According to an indictment filed on November 5 and unsealed just yesterday, one of the charged Twitter employees, American citizen Ahmad Abouammo, left the company in May 2015 and the other, Saudi citizen Ali Alzabarah, left the company in December 2015.

Both ex-employees were recruited in 2014 by Saudi government officials with close ties to the Saudi crown prince, Mohammed bin Salman, to access sensitive and non-public information of Twitter accounts associated with known Saudi critics.

The information Abouammo and Alzabarah illegally accessed about Twitter users include their email addresses, devices used, browser information, user-provided biographical information, birthdates, and other info that can be used to know a user’s location, like IP addresses associated with the accounts and phone numbers.

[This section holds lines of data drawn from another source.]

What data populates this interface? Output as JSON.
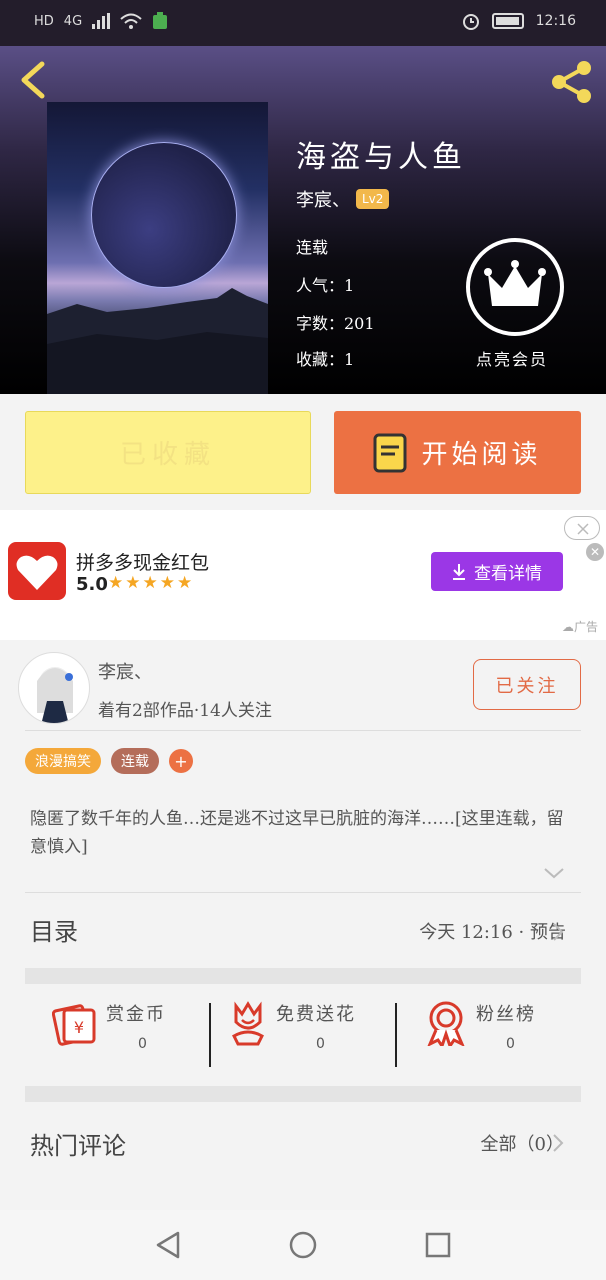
{
  "status_bar": {
    "network": "HD",
    "signal": "4G",
    "time": "12:16"
  },
  "book": {
    "title": "海盗与人鱼",
    "author": "李宸、",
    "author_level": "Lv2",
    "status": "连载",
    "popularity": "人气：1",
    "word_count": "字数：201",
    "favorites": "收藏：1",
    "crown_label": "点亮会员"
  },
  "actions": {
    "collected_label": "已收藏",
    "read_label": "开始阅读"
  },
  "ad": {
    "title": "拼多多现金红包",
    "rating": "5.0",
    "stars": "★★★★★",
    "button_label": "查看详情",
    "ad_tag": "☁广告"
  },
  "author_card": {
    "name": "李宸、",
    "stats": "着有2部作品·14人关注",
    "follow_label": "已关注"
  },
  "tags": [
    {
      "label": "浪漫搞笑",
      "color": "#f4a83a"
    },
    {
      "label": "连载",
      "color": "#b46d5a"
    }
  ],
  "tag_add": "+",
  "description": "隐匿了数千年的人鱼…还是逃不过这早已肮脏的海洋……[这里连载，留意慎入]",
  "catalog": {
    "label": "目录",
    "update": "今天 12:16 · 预告"
  },
  "gifts": [
    {
      "label": "赏金币",
      "count": "0",
      "icon": "red-envelope-icon"
    },
    {
      "label": "免费送花",
      "count": "0",
      "icon": "flower-icon"
    },
    {
      "label": "粉丝榜",
      "count": "0",
      "icon": "medal-icon"
    }
  ],
  "comments": {
    "label": "热门评论",
    "all_label": "全部（0）"
  }
}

Alzabarah, who joined Twitter in August 2013 as a “site reliability engineer,” worked with the Saudi officials between May 21 and November 18, 2015, and allegedly accessed the private data on more than 6,000 Twitter accounts.

The accounts he accessed included at least 33 users for which Saudi Arabian law enforcement had submitted emergency disclosure requests to Twitter.

According to the indictment, Abouammo has also been separately charged with acting as a foreign agent and providing the Federal Bureau of Investigation (FBI) with falsified records to obstruct the federal investigation.

Besides spying on Twitter users, Abouammo has also been accused of deleting certain information from the social media platform, unmasking the identities of some users, and shutting down Twitter accounts on request of the Saudi government officials.

images from Hacker News